Artwork Panel: 51.6cm x 97.5cm ≈ 20¼" x 38¼"
Silk/Brocade: 60.7cm x 153.5cm ≈ 23¾" x 60½"
Width at Wooden Knobs: 69.7cm ≈ 27½"Information about caring for your wall scroll
Close up view of the artwork mounted to this silk brocade wall scroll
This guy is sometimes called the "Lord of Happiness". He looks like a traditional Chinese feudal lord with his red cloak. He symbolizes happiness and joy. You will also see him titled as which means "Good Luck Star" or "Star of Happiness".
You may see images of this deity during Chinese New Years around the doors and in the homes of traditional Chinese people. You can also display him on your wall with this artwork to bring good fortune to your home or business all year long.
His name is romanized as "Fu Shen"．
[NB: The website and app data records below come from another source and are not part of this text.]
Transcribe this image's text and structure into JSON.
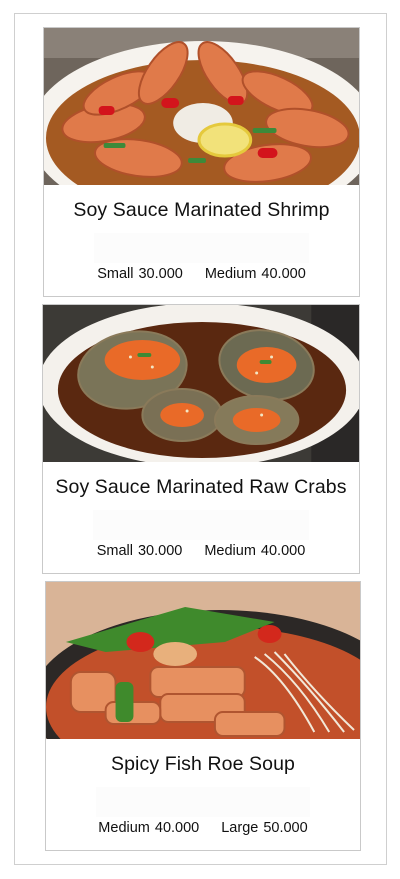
{
  "menu": {
    "items": [
      {
        "title": "Soy Sauce Marinated Shrimp",
        "image_icon": "shrimp-dish-photo",
        "prices": [
          {
            "size": "Small",
            "price": "30.000"
          },
          {
            "size": "Medium",
            "price": "40.000"
          }
        ]
      },
      {
        "title": "Soy Sauce Marinated Raw Crabs",
        "image_icon": "crab-dish-photo",
        "prices": [
          {
            "size": "Small",
            "price": "30.000"
          },
          {
            "size": "Medium",
            "price": "40.000"
          }
        ]
      },
      {
        "title": "Spicy Fish Roe Soup",
        "image_icon": "fish-roe-soup-photo",
        "prices": [
          {
            "size": "Medium",
            "price": "40.000"
          },
          {
            "size": "Large",
            "price": "50.000"
          }
        ]
      }
    ]
  }
}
This is a very detailed painting that is mounted to a silk wall scroll. A lot of work went into this. It actually takes the artist almost a full day to complete.
You won't be disappointed if you become the owner of this work of art. I guarantee it personally or your money back.
The artist's name is Jing Bin. He was born in Guanxi Province (southern China). His specialty is paintings of mythological and historical figures of ancient China.
This item was listed or modified
Aug 5th, 2012
Gary's random little things about China:
So after traveling to China, you have just finished your first meal in a real Chinese restaurant.
But the bill comes, and the waiter forgot to bring everyone their fortune cookies!
Well, actually not...
You see, fortune cookies did not come from China (at least not directly).
One legend has it in the late 1800s or early 1900s, a Chinese man running a noodle making shop in San Francisco accidentally mixed a bunch of sugar in his dough, and didn't want to waste it. So he made cookies and stuck papers with people's fortunes on them as a novelty.
In the end, it's really the Chinese visitors to America that are confused when the waiter brings them a blob of sugary noodle dough with a piece of paper stuck in it.